I have used a wide variety of methods to develop the skills cited above: I read books, attend AASV, Leman, and other industry meetings; I ask others how I can improve, and I have continued to use mentors to open me up to ‘tell me the things that I do not know that I do not know.’ I attend other sessions outside the industry and apply them to my practice – these include business training sessions at the university level, other leadership sessions, and interaction in small-group settings to hone leadership skills.

There are many opportunities to learn new skills: my point is that it begins with the correct attitude of a ‘teachable spirit.’

The resources needed are many, but really come down to a basic few: the right attitude (do I wish to learn more about this?); time (how is my time best used and what will I need to give up in order to learn this?); and the right teacher (I have come to believe that having a good teacher-mentor goes a long way in speeding up the learning curve!). And finally, the last resource would be good business partners who understand that the more skills that a team member has, the better all the team will be – I need to thank my partners for allowing me the opportunity (and resources) to continue to learn new skills!”

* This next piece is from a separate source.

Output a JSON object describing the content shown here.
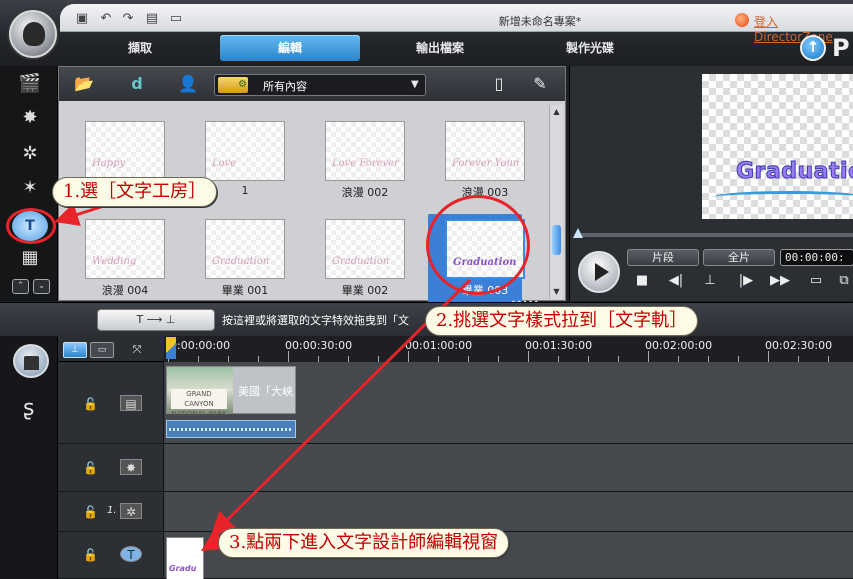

From Butch Baker

“There are a lot of things that could be attributed to a successful career in swine medicine and practice. Everyone has those moments of revelation. The Executive Veterinary Program, Certificate in Swine Health Management was certainly one of those for me. The opportunity to spend 2 years interacting with LeRoy Biehl, Alex Hogg, Rod Johnson, Clark Huinker, John Baker, Mike Dierenfeld, Tim Loula, Tom Wetzell, Brad Thacker, Art Mueller, Warren Wilson, Tom Folkerts, Cary Christensen, and all of the others in our class of 42 was a decisive turning point. It was a classic moment of getting on the ‘right bus’ – a time in my life, probably the first time, when I actually knew the severe limitations in my knowledge. ‘Lifetime learning’ is one of our buzz phrases but is relative and overused. There is a great ocean of stuff to learn – it stretches to infinity. Making a difference is far more than just learning from others or even experimentation. It is evidence-based application, constant knowledge upgrading, searching and finding solutions, and continuous improvement within systems and in your own personal life and endeavors. This process is as consistent as the seasons when successful.

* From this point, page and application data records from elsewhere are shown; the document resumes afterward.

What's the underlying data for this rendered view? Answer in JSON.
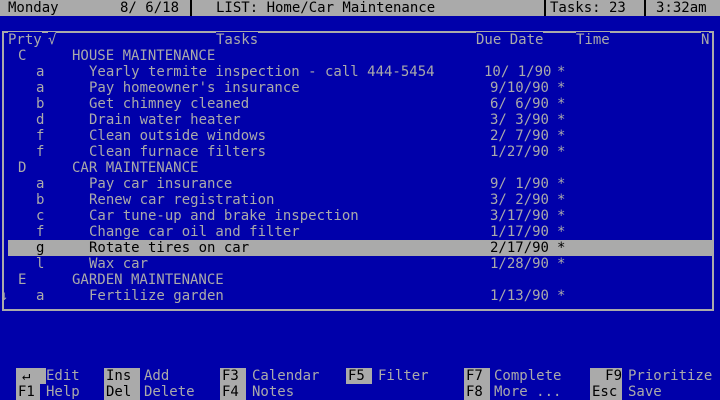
{
  "status": {
    "day": "Monday",
    "date": "8/ 6/18",
    "list": "LIST: Home/Car Maintenance",
    "tasks": "Tasks: 23",
    "time": "3:32am"
  },
  "columns": {
    "prty": "Prty",
    "check": "√",
    "tasks": "Tasks",
    "due": "Due Date",
    "time": "Time",
    "n": "N"
  },
  "rows": [
    {
      "prty": "C",
      "task": "HOUSE MAINTENANCE",
      "due": "",
      "mark": "",
      "type": "group"
    },
    {
      "prty": "a",
      "task": "Yearly termite inspection - call 444-5454",
      "due": "10/ 1/90",
      "mark": "*",
      "type": "task"
    },
    {
      "prty": "a",
      "task": "Pay homeowner's insurance",
      "due": "9/10/90",
      "mark": "*",
      "type": "task"
    },
    {
      "prty": "b",
      "task": "Get chimney cleaned",
      "due": "6/ 6/90",
      "mark": "*",
      "type": "task"
    },
    {
      "prty": "d",
      "task": "Drain water heater",
      "due": "3/ 3/90",
      "mark": "*",
      "type": "task"
    },
    {
      "prty": "f",
      "task": "Clean outside windows",
      "due": "2/ 7/90",
      "mark": "*",
      "type": "task"
    },
    {
      "prty": "f",
      "task": "Clean furnace filters",
      "due": "1/27/90",
      "mark": "*",
      "type": "task"
    },
    {
      "prty": "D",
      "task": "CAR MAINTENANCE",
      "due": "",
      "mark": "",
      "type": "group"
    },
    {
      "prty": "a",
      "task": "Pay car insurance",
      "due": "9/ 1/90",
      "mark": "*",
      "type": "task"
    },
    {
      "prty": "b",
      "task": "Renew car registration",
      "due": "3/ 2/90",
      "mark": "*",
      "type": "task"
    },
    {
      "prty": "c",
      "task": "Car tune-up and brake inspection",
      "due": "3/17/90",
      "mark": "*",
      "type": "task"
    },
    {
      "prty": "f",
      "task": "Change car oil and filter",
      "due": "1/17/90",
      "mark": "*",
      "type": "task"
    },
    {
      "prty": "g",
      "task": "Rotate tires on car",
      "due": "2/17/90",
      "mark": "*",
      "type": "task",
      "selected": true
    },
    {
      "prty": "l",
      "task": "Wax car",
      "due": "1/28/90",
      "mark": "*",
      "type": "task"
    },
    {
      "prty": "E",
      "task": "GARDEN MAINTENANCE",
      "due": "",
      "mark": "",
      "type": "group"
    },
    {
      "prty": "a",
      "task": "Fertilize garden",
      "due": "1/13/90",
      "mark": "*",
      "type": "task"
    }
  ],
  "scroll_indicator": "↓",
  "fkeys": {
    "enter_key": "↵",
    "edit": "Edit",
    "f1_key": "F1",
    "help": "Help",
    "ins_key": "Ins",
    "add": "Add",
    "del_key": "Del",
    "delete": "Delete",
    "f3_key": "F3",
    "calendar": "Calendar",
    "f4_key": "F4",
    "notes": "Notes",
    "f5_key": "F5",
    "filter": "Filter",
    "f7_key": "F7",
    "complete": "Complete",
    "f8_key": "F8",
    "more": "More ...",
    "f9_key": "F9",
    "prioritize": "Prioritize",
    "esc_key": "Esc",
    "save": "Save"
  },
  "colors": {
    "background": "#0000aa",
    "foreground": "#aaaaaa",
    "highlight": "#aaaaaa"
  }
}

With all that out of the way, the one single most important skill that has served me in swine practice, whether learned by chance or luck or by the examples given to me by my mother, father, and other mentors, is an understanding of the true meaning of service. Service in a veterinary context is all about willingness to ‘truly serve’ without reward as the primary objective. From my perspective, this requires placing financial gain below the primary objectives, which are service to family, customer, community, organizations – the list is long. There must be a certain love for helping others. Money will come as a by-product if you are a dedicated and enthusiastic service provider. This doesn’t mean that you should be ‘dumb’ about money, but a good attitude and dedicated interest in solving problems when coupled with sound science and financial knowledge will always lead to business success. Service is all about ethics and dedication.”

From Matt Ackerman

“First, people skills. The ability to listen to people and understand their concerns. The ability to relate to them in a way that you can learn from them, understand them and share your knowledge with them in a way that will help them be more successful. Second, the ability to learn from others. This is crucial at the farm level as well as the industry level. I learned almost everything I know from someone else. Third, the ability to analyze data – whether that is diagnostic data or production data in a way to help producers to make decisions. Finally, the ability to formulate a plan. It is key to be able to get input and buy-in from the whole team. I certainly don’t have it all figured out but these are the areas I am currently and constantly focusing on improving. The resources needed are great mentors, great peers, great clients, great industry support (ie, pharmaceutical, genetics, nutritional, educational) and great organizations like AASV.”

Tracy Ann Raef